A Utah high school became the first in the state to implement a piece of technology giving fans a chance to follow its sports teams in real time, no matter their location.

Bingham High School in November installed a device called Scorebird that plugs in to the scorekeeping mechanism in its basketball gym and pushes every piece of information from the scoreboard to Scorebird’s system. Through VNN, a sports media service utilized by more than 70 Utah high schools, those live scores appear on Bingham’s website.

Bingham athletic director Andrea Bouwhuis said the new system was implemented just before the start of basketball season and displays scores from sophomore, junior varsity and varsity games.

“Not everybody can get to the school at any given time,” Bouwhuis said. “We have people that are homebound and they can’t get there to watch their granddaughter or grandson play, but they can watch that live feed and know the scores of the game.

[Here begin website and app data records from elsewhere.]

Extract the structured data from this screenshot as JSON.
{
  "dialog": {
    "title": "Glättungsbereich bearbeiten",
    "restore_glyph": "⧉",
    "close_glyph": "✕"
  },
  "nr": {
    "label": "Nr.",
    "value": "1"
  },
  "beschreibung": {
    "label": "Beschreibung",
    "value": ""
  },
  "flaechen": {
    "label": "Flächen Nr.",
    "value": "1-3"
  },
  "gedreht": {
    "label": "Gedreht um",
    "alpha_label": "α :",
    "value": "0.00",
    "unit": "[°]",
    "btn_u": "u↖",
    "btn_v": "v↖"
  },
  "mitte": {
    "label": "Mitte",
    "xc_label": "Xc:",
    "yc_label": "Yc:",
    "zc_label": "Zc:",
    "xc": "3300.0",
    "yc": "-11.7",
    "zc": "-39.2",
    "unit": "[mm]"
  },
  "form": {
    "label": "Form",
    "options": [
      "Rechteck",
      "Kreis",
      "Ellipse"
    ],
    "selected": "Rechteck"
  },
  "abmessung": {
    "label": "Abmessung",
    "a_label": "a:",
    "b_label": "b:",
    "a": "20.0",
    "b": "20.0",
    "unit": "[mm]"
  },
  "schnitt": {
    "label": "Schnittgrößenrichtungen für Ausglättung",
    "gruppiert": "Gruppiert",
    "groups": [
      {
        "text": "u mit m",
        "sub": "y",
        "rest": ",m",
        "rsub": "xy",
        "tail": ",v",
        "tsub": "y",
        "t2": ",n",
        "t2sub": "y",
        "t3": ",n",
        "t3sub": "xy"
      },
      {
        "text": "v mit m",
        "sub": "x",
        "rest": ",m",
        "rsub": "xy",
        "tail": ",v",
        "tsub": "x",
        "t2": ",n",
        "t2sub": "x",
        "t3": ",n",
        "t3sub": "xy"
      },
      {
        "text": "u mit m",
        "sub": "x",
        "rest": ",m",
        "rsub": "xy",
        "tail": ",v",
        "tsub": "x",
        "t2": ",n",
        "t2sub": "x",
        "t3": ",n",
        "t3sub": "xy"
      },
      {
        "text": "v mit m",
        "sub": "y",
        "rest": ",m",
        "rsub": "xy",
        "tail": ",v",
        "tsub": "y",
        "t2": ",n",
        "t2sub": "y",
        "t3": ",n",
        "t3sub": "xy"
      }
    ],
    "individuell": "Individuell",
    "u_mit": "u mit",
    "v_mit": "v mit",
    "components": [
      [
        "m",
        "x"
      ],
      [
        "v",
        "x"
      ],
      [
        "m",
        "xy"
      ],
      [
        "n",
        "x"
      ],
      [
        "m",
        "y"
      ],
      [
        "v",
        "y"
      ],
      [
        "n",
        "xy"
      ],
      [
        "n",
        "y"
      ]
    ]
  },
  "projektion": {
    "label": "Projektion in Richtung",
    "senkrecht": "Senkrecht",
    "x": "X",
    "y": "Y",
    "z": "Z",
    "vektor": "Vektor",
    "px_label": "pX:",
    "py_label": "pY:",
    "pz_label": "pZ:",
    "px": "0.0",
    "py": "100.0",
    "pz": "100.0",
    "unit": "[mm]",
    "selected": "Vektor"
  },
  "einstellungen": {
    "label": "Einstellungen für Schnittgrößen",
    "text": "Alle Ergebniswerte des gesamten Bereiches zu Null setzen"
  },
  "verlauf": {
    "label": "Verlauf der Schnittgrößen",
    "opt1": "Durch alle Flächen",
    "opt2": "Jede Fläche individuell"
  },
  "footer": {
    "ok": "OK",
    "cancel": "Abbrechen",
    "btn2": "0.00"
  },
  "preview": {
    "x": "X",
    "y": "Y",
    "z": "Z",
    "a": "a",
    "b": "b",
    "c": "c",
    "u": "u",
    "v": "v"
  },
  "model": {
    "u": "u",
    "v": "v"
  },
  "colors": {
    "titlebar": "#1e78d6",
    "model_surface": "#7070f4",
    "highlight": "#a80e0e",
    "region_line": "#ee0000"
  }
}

It kind of just draws everybody back in to the school.”

So far, Bouwhuis has seen only positives come from the implementation of Scorebird. The coaches and community “love it," she said. It has been especially helpful for alumni of the school who are out of state and want to follow the teams’ progress, Bouwhuis added.

Bingham will attempt to use Scorebird during baseball season, which starts this week, Bouwhuis said, as well as for softball and soccer. There are also plans to use it during football season next year.

While the technology currently only has the capability of reproducing what is shown on a scoreboard, Scorebird president Ian Woodward-Smith said the company is looking at ways to add play-by-play and brief, automatically generated postgame narratives in the coming years.

VNN approached Bingham to try Scorebird because of the school’s success in various high school sports over the years and because the athletic department likes to be on the cutting edge of new technology, said Romy Glazer, marketing director for VNN.

“Any time we want to pilot something new, connect in a new interesting tech integration, or even just have an idea, our first real test is seeing what athletic directors think,” Glazer said, “and Bingham HS is always open and interested to try new things.”

The “little tiny box,” as Bouwhuis describes it, was free to the school in an effort to get feedback from Bingham. Next year, Bouwhuis said, the school will purchase three boxes — one for each venue where sports are held (soccer stadium, baseball/softball complex and gymnasium). Glazer said the Scorebird boxes cost $350 each.

Bouwhuis said the cost of the boxes pale in comparison to the return on investment.

“There’s definitely more bang for our buck,” Bouwhuis said. “We’re getting more community support as a result of having that.”

With the Scorebird technology having such a positive impact on the Bingham, Bouwhuis hopes others in Utah will follow.

“I think other school communities would really like it,” Bouwhuis said.